Unlike twist-on wire connectors, it’s easy to remember how many wires can be connected with a single push-in wire connector. If you have a 2-port connector, you can connect any combination of 2 #18 AWG to #12 AWG wires. Using twist-on connectors, you’ll likely have to memorize or reference a combination chart.
In-Sure™ Push-In Wire Connectors come in 7 varieties, so selecting the appropriate connector is easy.
- No-twist connection reduces repetitive motion fatigue
- Low insertion force for fast and easy connections
- Compact size makes installation easy
- Clear shell gives visual verification of connection
- UL Listed to 486C and CSA Certified to C22.2 #188
- UL 467 Listed for grounding and bonding applications
- 600V maximum building wire, 1000V maximum signs and lighting fixtures
- Shell rated at 105 C (221 F)
Most old school electricians hate push connectors, due mostly to the crappy design of the first generation stab connectors on the back of receptacles. I, however, am more open minded, and will try anything that might make a job easier.
Once I got these things home, I did the only thing any reasonable and sane DIYer would do: I took one apart to see how they worked.
As you can see, they’re made up of three parts. The bushing (red), the contacts (metallic), and the insulating cover (clear).
From the side, you can clearly see how the wires are held in place. And let me tell you, they are held in place really well. I yanked, tugged, pried, and pulled to try and get the wires to come out. I even found it difficult to remove the wires using the “release” mechanism. So under normal circumstances, you shouldn’t have to worry about a wire slipping out. I did, however, find a way to remove the wires surprisingly easily. If you twist the wire back and forth while pulling, the wires will come right out. Doing so does damage the wire quite badly (you may be able to see the damage if you look closely at the above images), so it would have to be trimmed back and re-stripped before inserting it into a new connector.
When fully inserted into the connectors, the wires make a solid connection. So there should be no worry of resistive heating or arcing with these connectors.
Now I was satisfied the wires were not going to fall out, and I wasn’t going to burn down the house due to a bad connection. I decided to see how much time these things could save me in a typical situation. I wanted to see how long it would take to wire up a simple luminaire, first with traditional twist-on wire caps, then with push-in wire connectors.
As you can see, I set up a typical scenario that electricians have seen many times. I have a feeder (from breaker), a feeder to the next fixture, and a couple pig-tails to connect the lamp holder.
Twist-on wire caps
- Strip wires.
- Twist wires together.
- Trim wires.
- Install wire cap.
- Repeat for each group of wires.
Push-in Wire Connectors
- Strip wires.
- Insert into wire cap.
For each luminaire I could save over a minute, using push-in wire connectors. That could be quite a time saver, if I was installing 10-20 lights.

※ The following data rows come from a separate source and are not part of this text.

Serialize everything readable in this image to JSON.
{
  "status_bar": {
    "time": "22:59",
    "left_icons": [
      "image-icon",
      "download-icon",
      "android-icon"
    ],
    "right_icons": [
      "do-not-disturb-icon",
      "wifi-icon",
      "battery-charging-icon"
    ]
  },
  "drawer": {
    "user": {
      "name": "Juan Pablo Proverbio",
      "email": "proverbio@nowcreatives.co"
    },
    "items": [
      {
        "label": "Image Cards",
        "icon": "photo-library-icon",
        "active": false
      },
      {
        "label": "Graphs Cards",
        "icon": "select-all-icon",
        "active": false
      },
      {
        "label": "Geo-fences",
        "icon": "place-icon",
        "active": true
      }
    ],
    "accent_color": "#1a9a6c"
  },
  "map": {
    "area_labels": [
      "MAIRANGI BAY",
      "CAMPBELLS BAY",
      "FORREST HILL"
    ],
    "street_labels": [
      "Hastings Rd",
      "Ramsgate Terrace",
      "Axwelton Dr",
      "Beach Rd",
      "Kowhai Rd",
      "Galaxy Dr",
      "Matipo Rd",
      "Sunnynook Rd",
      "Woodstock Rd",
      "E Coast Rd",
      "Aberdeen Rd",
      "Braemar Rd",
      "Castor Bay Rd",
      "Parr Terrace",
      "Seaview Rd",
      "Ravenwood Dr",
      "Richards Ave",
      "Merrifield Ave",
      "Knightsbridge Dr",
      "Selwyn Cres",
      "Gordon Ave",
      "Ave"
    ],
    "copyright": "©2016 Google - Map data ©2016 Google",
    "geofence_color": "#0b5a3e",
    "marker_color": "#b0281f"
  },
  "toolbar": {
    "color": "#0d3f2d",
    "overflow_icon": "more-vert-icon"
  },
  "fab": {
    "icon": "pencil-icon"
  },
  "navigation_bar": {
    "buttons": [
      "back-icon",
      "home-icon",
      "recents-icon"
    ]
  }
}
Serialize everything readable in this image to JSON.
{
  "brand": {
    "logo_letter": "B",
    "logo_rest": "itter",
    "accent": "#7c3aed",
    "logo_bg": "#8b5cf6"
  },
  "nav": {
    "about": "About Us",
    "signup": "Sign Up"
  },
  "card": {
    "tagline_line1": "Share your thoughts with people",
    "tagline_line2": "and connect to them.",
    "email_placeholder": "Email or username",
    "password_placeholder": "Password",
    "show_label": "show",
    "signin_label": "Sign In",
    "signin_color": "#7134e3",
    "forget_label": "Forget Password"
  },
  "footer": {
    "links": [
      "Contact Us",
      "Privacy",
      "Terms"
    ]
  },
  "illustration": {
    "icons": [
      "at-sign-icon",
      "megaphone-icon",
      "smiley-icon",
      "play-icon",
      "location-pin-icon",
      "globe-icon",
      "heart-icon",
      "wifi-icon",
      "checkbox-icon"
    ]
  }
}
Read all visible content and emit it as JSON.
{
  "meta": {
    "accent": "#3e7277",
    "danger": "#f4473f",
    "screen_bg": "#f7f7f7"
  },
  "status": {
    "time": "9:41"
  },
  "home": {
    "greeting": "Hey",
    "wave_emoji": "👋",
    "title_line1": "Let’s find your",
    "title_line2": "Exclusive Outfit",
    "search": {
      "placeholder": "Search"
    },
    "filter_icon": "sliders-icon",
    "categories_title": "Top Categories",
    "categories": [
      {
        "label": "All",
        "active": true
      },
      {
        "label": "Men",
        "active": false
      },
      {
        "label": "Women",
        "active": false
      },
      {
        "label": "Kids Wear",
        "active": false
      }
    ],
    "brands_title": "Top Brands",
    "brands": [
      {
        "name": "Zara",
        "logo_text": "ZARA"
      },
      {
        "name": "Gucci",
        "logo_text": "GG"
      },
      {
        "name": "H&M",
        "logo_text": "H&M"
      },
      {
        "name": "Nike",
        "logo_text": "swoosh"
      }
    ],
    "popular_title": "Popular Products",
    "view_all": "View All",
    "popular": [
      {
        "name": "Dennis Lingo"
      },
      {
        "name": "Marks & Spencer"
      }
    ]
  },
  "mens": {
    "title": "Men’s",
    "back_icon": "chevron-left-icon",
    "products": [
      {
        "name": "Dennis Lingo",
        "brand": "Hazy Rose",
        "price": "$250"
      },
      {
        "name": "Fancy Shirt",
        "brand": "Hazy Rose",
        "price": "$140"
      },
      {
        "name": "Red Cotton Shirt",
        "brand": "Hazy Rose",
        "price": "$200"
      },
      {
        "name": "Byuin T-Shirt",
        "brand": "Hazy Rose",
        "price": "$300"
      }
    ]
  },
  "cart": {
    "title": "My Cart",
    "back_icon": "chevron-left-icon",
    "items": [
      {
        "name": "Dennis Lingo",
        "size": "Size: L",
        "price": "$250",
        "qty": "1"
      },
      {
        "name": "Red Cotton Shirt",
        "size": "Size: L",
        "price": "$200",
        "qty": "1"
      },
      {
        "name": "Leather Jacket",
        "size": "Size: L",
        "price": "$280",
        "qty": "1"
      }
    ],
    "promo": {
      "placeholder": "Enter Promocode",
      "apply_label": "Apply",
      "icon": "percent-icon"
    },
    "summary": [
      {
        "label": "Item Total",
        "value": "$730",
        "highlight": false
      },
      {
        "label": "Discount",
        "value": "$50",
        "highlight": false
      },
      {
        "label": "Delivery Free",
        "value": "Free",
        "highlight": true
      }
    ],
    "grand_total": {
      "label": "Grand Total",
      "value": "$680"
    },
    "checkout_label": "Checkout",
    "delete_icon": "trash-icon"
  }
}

The only fault I could find is that the wires can easily be twisted out of the connector. I don’t think this is a major issue; since the wiring would likely not see that much motion, but it is a small issue that hopefully Ideal can work out. They do cost more than the run of the mill twist-on wire cap, but the installation time savings could easily render that moot. All in all, I’d say these are a pretty slick product. I give Ideal In-Sure™ Push-In Wire Connectors 4 Captain Constructions out of 5.